Have a question about this info? Learn more here

This information comes from the National Student Survey, an annual student survey of final-year students. You can use this to see how satisfied students studying this subject area at this university, are (not the individual course).

We calculate a mean rating of all responses to indicate whether this is high, medium or low compared to the same subject area at other universities.

Have a question about this info? Learn more here

This information is from the Higher Education Statistics Agency (HESA).

You can use this to get an idea of who you might share a lecture with and how they progressed in this subject, here. It's also worth comparing typical A-level subjects and grades students achieved with the current course entry requirements; similarities or differences here could indicate how flexible (or not) a university might be.

Have a question about this info?
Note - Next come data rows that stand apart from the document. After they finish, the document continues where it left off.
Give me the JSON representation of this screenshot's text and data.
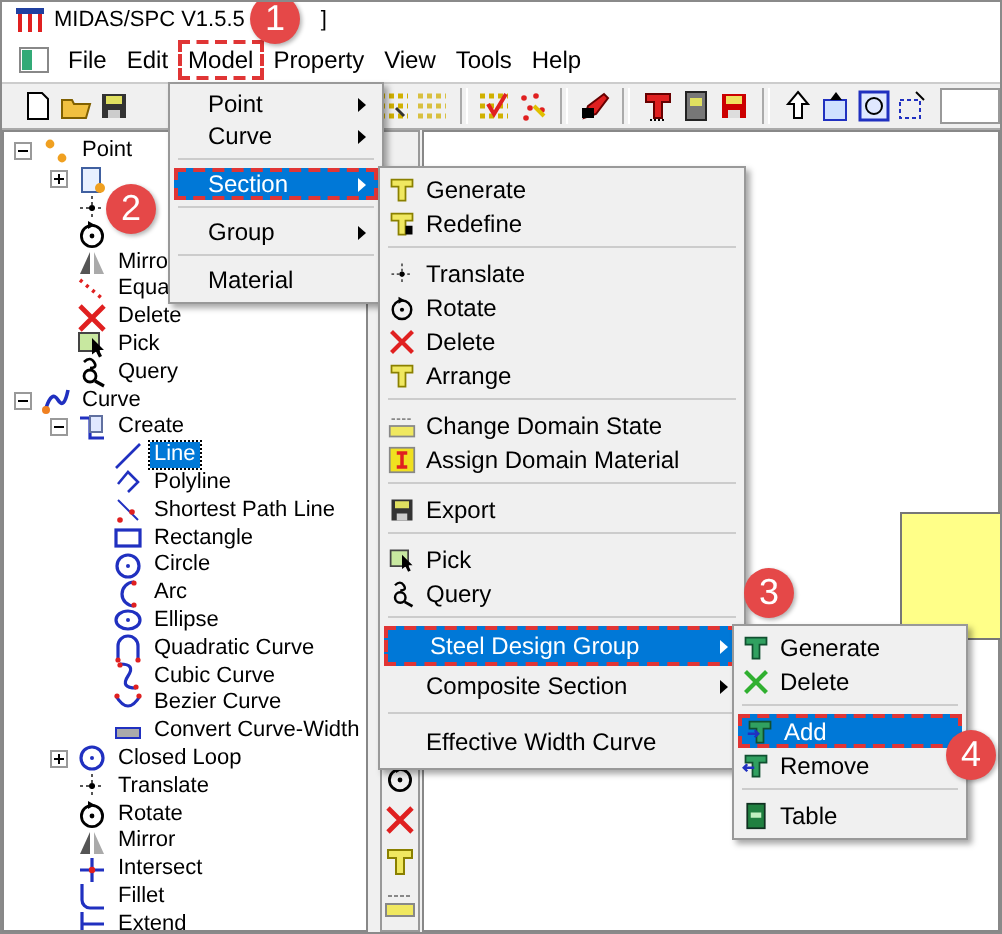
{
  "window": {
    "title": "MIDAS/SPC V1.5.5",
    "title_tail": "]"
  },
  "menu_bar": [
    {
      "label": "File",
      "outlined": false
    },
    {
      "label": "Edit",
      "outlined": false
    },
    {
      "label": "Model",
      "outlined": true
    },
    {
      "label": "Property",
      "outlined": false
    },
    {
      "label": "View",
      "outlined": false
    },
    {
      "label": "Tools",
      "outlined": false
    },
    {
      "label": "Help",
      "outlined": false
    }
  ],
  "tree": [
    {
      "label": "Point",
      "selected": false,
      "expanded": true,
      "children": [
        {
          "selected": false,
          "expanded": false
        },
        {
          "selected": false
        },
        {
          "selected": false
        },
        {
          "label": "Mirro",
          "selected": false
        },
        {
          "label": "Equa",
          "selected": false
        },
        {
          "label": "Delete",
          "selected": false
        },
        {
          "label": "Pick",
          "selected": false
        },
        {
          "label": "Query",
          "selected": false
        }
      ]
    },
    {
      "label": "Curve",
      "selected": false,
      "expanded": true,
      "children": [
        {
          "label": "Create",
          "selected": false,
          "expanded": true,
          "children": [
            {
              "label": "Line",
              "selected": true
            },
            {
              "label": "Polyline",
              "selected": false
            },
            {
              "label": "Shortest Path Line",
              "selected": false
            },
            {
              "label": "Rectangle",
              "selected": false
            },
            {
              "label": "Circle",
              "selected": false
            },
            {
              "label": "Arc",
              "selected": false
            },
            {
              "label": "Ellipse",
              "selected": false
            },
            {
              "label": "Quadratic Curve",
              "selected": false
            },
            {
              "label": "Cubic Curve",
              "selected": false
            },
            {
              "label": "Bezier Curve",
              "selected": false
            },
            {
              "label": "Convert Curve-Width",
              "selected": false
            }
          ]
        },
        {
          "label": "Closed Loop",
          "selected": false,
          "expanded": false
        },
        {
          "label": "Translate",
          "selected": false
        },
        {
          "label": "Rotate",
          "selected": false
        },
        {
          "label": "Mirror",
          "selected": false
        },
        {
          "label": "Intersect",
          "selected": false
        },
        {
          "label": "Fillet",
          "selected": false
        },
        {
          "label": "Extend",
          "selected": false
        }
      ]
    }
  ],
  "model_menu": {
    "items": [
      {
        "kind": "item",
        "label": "Point",
        "has_submenu": true,
        "selected": false,
        "outlined": false
      },
      {
        "kind": "item",
        "label": "Curve",
        "has_submenu": true,
        "selected": false,
        "outlined": false
      },
      {
        "kind": "separator"
      },
      {
        "kind": "item",
        "label": "Section",
        "has_submenu": true,
        "selected": true,
        "outlined": true
      },
      {
        "kind": "separator"
      },
      {
        "kind": "item",
        "label": "Group",
        "has_submenu": true,
        "selected": false,
        "outlined": false
      },
      {
        "kind": "separator"
      },
      {
        "kind": "item",
        "label": "Material",
        "has_submenu": false,
        "selected": false,
        "outlined": false
      }
    ]
  },
  "section_menu": {
    "items": [
      {
        "kind": "item",
        "label": "Generate",
        "has_submenu": false,
        "selected": false,
        "outlined": false
      },
      {
        "kind": "item",
        "label": "Redefine",
        "has_submenu": false,
        "selected": false,
        "outlined": false
      },
      {
        "kind": "separator"
      },
      {
        "kind": "item",
        "label": "Translate",
        "has_submenu": false,
        "selected": false,
        "outlined": false
      },
      {
        "kind": "item",
        "label": "Rotate",
        "has_submenu": false,
        "selected": false,
        "outlined": false
      },
      {
        "kind": "item",
        "label": "Delete",
        "has_submenu": false,
        "selected": false,
        "outlined": false
      },
      {
        "kind": "item",
        "label": "Arrange",
        "has_submenu": false,
        "selected": false,
        "outlined": false
      },
      {
        "kind": "separator"
      },
      {
        "kind": "item",
        "label": "Change Domain State",
        "has_submenu": false,
        "selected": false,
        "outlined": false
      },
      {
        "kind": "item",
        "label": "Assign Domain Material",
        "has_submenu": false,
        "selected": false,
        "outlined": false
      },
      {
        "kind": "separator"
      },
      {
        "kind": "item",
        "label": "Export",
        "has_submenu": false,
        "selected": false,
        "outlined": false
      },
      {
        "kind": "separator"
      },
      {
        "kind": "item",
        "label": "Pick",
        "has_submenu": false,
        "selected": false,
        "outlined": false
      },
      {
        "kind": "item",
        "label": "Query",
        "has_submenu": false,
        "selected": false,
        "outlined": false
      },
      {
        "kind": "separator"
      },
      {
        "kind": "item",
        "label": "Steel Design Group",
        "has_submenu": true,
        "selected": true,
        "outlined": true
      },
      {
        "kind": "item",
        "label": "Composite Section",
        "has_submenu": true,
        "selected": false,
        "outlined": false
      },
      {
        "kind": "separator"
      },
      {
        "kind": "item",
        "label": "Effective Width Curve",
        "has_submenu": false,
        "selected": false,
        "outlined": false
      }
    ]
  },
  "steel_design_group_menu": {
    "items": [
      {
        "kind": "item",
        "label": "Generate",
        "has_submenu": false,
        "selected": false,
        "outlined": false
      },
      {
        "kind": "item",
        "label": "Delete",
        "has_submenu": false,
        "selected": false,
        "outlined": false
      },
      {
        "kind": "separator"
      },
      {
        "kind": "item",
        "label": "Add",
        "has_submenu": false,
        "selected": true,
        "outlined": true
      },
      {
        "kind": "item",
        "label": "Remove",
        "has_submenu": false,
        "selected": false,
        "outlined": false
      },
      {
        "kind": "separator"
      },
      {
        "kind": "item",
        "label": "Table",
        "has_submenu": false,
        "selected": false,
        "outlined": false
      }
    ]
  },
  "callouts": [
    {
      "number": "1"
    },
    {
      "number": "2"
    },
    {
      "number": "3"
    },
    {
      "number": "4"
    }
  ]
}
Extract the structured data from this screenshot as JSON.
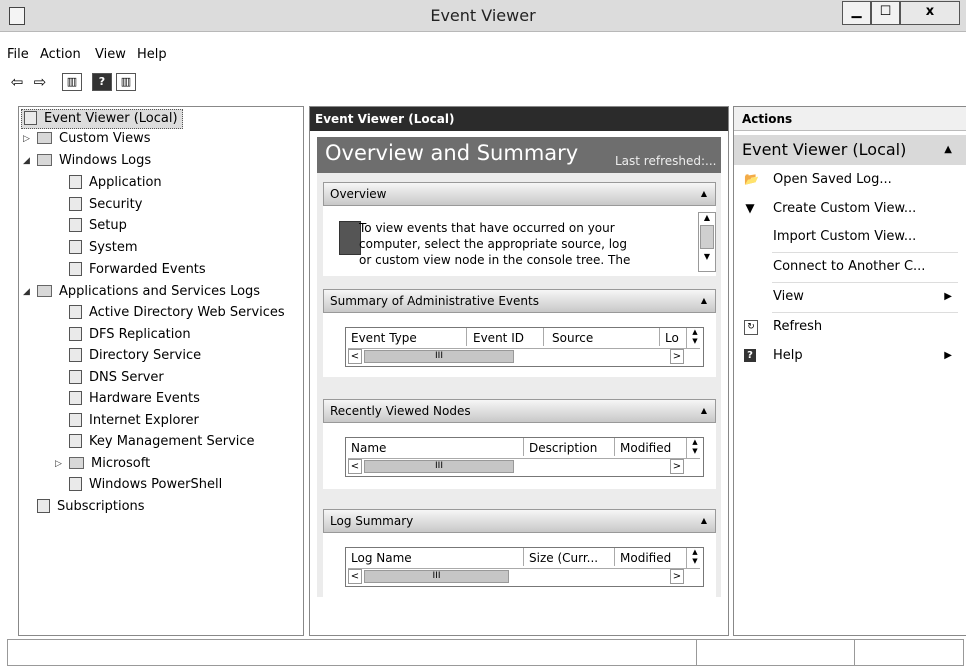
{
  "window": {
    "title": "Event Viewer",
    "min": "▁",
    "max": "☐",
    "close": "x"
  },
  "menu": [
    "File",
    "Action",
    "View",
    "Help"
  ],
  "toolbar": {
    "back": "⇦",
    "forward": "⇨",
    "help": "?"
  },
  "tree": {
    "root": "Event Viewer (Local)",
    "custom_views": "Custom Views",
    "windows_logs": "Windows Logs",
    "windows_logs_items": [
      "Application",
      "Security",
      "Setup",
      "System",
      "Forwarded Events"
    ],
    "apps_services": "Applications and Services Logs",
    "apps_items": [
      "Active Directory Web Services",
      "DFS Replication",
      "Directory Service",
      "DNS Server",
      "Hardware Events",
      "Internet Explorer",
      "Key Management Service"
    ],
    "microsoft": "Microsoft",
    "powershell": "Windows PowerShell",
    "subscriptions": "Subscriptions"
  },
  "center": {
    "header": "Event Viewer (Local)",
    "overview_title": "Overview and Summary",
    "last_refreshed": "Last refreshed:...",
    "overview_section": "Overview",
    "overview_text": [
      "To view events that have occurred on your",
      "computer, select the appropriate source, log",
      "or custom view node in the console tree. The"
    ],
    "summary_section": "Summary of Administrative Events",
    "summary_cols": [
      "Event Type",
      "Event ID",
      "Source",
      "Lo"
    ],
    "recent_section": "Recently Viewed Nodes",
    "recent_cols": [
      "Name",
      "Description",
      "Modified"
    ],
    "log_section": "Log Summary",
    "log_cols": [
      "Log Name",
      "Size (Curr...",
      "Modified"
    ],
    "thumb_glyph": "III"
  },
  "actions": {
    "header": "Actions",
    "group": "Event Viewer (Local)",
    "items": [
      "Open Saved Log...",
      "Create Custom View...",
      "Import Custom View...",
      "Connect to Another C...",
      "View",
      "Refresh",
      "Help"
    ]
  }
}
Learn more here

Post-six month graduation stats:

This is from the Destinations of Leavers from Higher Education Survey, based on responses from graduates who studied the same subject area here.

It offers a snapshot of what grads went on to do six months later, what they were earning on average, and whether they felt their degree helped them obtain a 'graduate role'. We calculate a mean rating to indicate if this is high, medium or low compared to other universities.

Have a question about this info? Learn more here

Graduate field commentary:

The Higher Education Careers Services Unit have provided some further context for all graduates in this subject area, including details that numbers alone might not show

Have a question about this info? Learn more here

The Longitudinal Educational Outcomes dataset combines HRMC earnings data with student records from the Higher Education Statistics Agency.

While there are lots of factors at play when it comes to your future earnings, use this as a rough timeline of what graduates in this subject area were earning on average one, three and five years later. Can you see a steady increase in salary, or did grads need some experience under their belt before seeing a nice bump up in their pay packet?

Have a question about this info? Learn more here